§ **What you have to do**
Make an exact reproduction of all the data.

Top of Records shown

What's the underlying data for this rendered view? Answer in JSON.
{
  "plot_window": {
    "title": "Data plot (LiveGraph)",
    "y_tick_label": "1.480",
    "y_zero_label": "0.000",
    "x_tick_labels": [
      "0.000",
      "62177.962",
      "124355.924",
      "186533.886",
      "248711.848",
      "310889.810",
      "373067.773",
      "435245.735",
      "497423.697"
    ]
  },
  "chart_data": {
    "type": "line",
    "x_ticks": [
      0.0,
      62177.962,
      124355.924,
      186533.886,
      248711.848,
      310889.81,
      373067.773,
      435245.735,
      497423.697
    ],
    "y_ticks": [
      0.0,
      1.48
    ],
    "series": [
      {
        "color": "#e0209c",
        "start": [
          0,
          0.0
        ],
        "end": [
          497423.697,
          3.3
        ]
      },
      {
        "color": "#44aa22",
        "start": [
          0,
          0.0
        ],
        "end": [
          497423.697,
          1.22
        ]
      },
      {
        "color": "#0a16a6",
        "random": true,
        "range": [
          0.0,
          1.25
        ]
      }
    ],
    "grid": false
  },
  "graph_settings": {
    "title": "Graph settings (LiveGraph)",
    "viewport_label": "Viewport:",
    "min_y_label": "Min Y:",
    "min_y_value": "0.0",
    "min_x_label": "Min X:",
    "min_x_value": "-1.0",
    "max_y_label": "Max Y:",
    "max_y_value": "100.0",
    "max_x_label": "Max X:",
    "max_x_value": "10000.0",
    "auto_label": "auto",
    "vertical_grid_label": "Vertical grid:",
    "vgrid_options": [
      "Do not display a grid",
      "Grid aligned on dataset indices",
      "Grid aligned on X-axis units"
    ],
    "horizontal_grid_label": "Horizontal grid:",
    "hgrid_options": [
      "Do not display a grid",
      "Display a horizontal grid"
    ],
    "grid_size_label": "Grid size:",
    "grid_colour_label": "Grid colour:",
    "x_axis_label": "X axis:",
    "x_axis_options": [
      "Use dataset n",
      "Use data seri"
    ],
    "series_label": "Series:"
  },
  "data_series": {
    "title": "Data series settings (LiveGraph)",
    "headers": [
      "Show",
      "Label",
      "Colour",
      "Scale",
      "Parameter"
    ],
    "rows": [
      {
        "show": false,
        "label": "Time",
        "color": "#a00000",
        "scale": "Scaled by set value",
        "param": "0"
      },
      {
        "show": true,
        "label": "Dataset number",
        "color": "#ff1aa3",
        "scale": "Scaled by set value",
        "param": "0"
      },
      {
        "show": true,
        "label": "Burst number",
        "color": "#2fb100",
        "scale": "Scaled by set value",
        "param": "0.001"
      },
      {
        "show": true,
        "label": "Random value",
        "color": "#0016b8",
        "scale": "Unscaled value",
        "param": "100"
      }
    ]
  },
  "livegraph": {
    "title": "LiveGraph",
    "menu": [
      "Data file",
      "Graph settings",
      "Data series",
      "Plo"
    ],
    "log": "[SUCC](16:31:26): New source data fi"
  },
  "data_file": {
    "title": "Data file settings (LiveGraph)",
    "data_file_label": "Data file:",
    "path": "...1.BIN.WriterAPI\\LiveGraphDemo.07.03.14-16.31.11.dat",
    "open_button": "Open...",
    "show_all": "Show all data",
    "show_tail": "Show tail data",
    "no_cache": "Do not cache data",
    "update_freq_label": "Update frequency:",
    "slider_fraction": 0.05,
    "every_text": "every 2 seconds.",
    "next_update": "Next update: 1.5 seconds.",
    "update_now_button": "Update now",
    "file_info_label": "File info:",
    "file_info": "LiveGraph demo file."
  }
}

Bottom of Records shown

§ **Written reply**
What's the underlying data for this rendered view? Answer in JSON.
{
  "plot_window": {
    "title": "Data plot (LiveGraph)",
    "y_tick_label": "1.480",
    "y_zero_label": "0.000",
    "x_tick_labels": [
      "0.000",
      "62177.962",
      "124355.924",
      "186533.886",
      "248711.848",
      "310889.810",
      "373067.773",
      "435245.735",
      "497423.697"
    ]
  },
  "chart_data": {
    "type": "line",
    "x_ticks": [
      0.0,
      62177.962,
      124355.924,
      186533.886,
      248711.848,
      310889.81,
      373067.773,
      435245.735,
      497423.697
    ],
    "y_ticks": [
      0.0,
      1.48
    ],
    "series": [
      {
        "color": "#e0209c",
        "start": [
          0,
          0.0
        ],
        "end": [
          497423.697,
          3.3
        ]
      },
      {
        "color": "#44aa22",
        "start": [
          0,
          0.0
        ],
        "end": [
          497423.697,
          1.22
        ]
      },
      {
        "color": "#0a16a6",
        "random": true,
        "range": [
          0.0,
          1.25
        ]
      }
    ],
    "grid": false
  },
  "graph_settings": {
    "title": "Graph settings (LiveGraph)",
    "viewport_label": "Viewport:",
    "min_y_label": "Min Y:",
    "min_y_value": "0.0",
    "min_x_label": "Min X:",
    "min_x_value": "-1.0",
    "max_y_label": "Max Y:",
    "max_y_value": "100.0",
    "max_x_label": "Max X:",
    "max_x_value": "10000.0",
    "auto_label": "auto",
    "vertical_grid_label": "Vertical grid:",
    "vgrid_options": [
      "Do not display a grid",
      "Grid aligned on dataset indices",
      "Grid aligned on X-axis units"
    ],
    "horizontal_grid_label": "Horizontal grid:",
    "hgrid_options": [
      "Do not display a grid",
      "Display a horizontal grid"
    ],
    "grid_size_label": "Grid size:",
    "grid_colour_label": "Grid colour:",
    "x_axis_label": "X axis:",
    "x_axis_options": [
      "Use dataset n",
      "Use data seri"
    ],
    "series_label": "Series:"
  },
  "data_series": {
    "title": "Data series settings (LiveGraph)",
    "headers": [
      "Show",
      "Label",
      "Colour",
      "Scale",
      "Parameter"
    ],
    "rows": [
      {
        "show": false,
        "label": "Time",
        "color": "#a00000",
        "scale": "Scaled by set value",
        "param": "0"
      },
      {
        "show": true,
        "label": "Dataset number",
        "color": "#ff1aa3",
        "scale": "Scaled by set value",
        "param": "0"
      },
      {
        "show": true,
        "label": "Burst number",
        "color": "#2fb100",
        "scale": "Scaled by set value",
        "param": "0.001"
      },
      {
        "show": true,
        "label": "Random value",
        "color": "#0016b8",
        "scale": "Unscaled value",
        "param": "100"
      }
    ]
  },
  "livegraph": {
    "title": "LiveGraph",
    "menu": [
      "Data file",
      "Graph settings",
      "Data series",
      "Plo"
    ],
    "log": "[SUCC](16:31:26): New source data fi"
  },
  "data_file": {
    "title": "Data file settings (LiveGraph)",
    "data_file_label": "Data file:",
    "path": "...1.BIN.WriterAPI\\LiveGraphDemo.07.03.14-16.31.11.dat",
    "open_button": "Open...",
    "show_all": "Show all data",
    "show_tail": "Show tail data",
    "no_cache": "Do not cache data",
    "update_freq_label": "Update frequency:",
    "slider_fraction": 0.05,
    "every_text": "every 2 seconds.",
    "next_update": "Next update: 1.5 seconds.",
    "update_now_button": "Update now",
    "file_info_label": "File info:",
    "file_info": "LiveGraph demo file."
  }
}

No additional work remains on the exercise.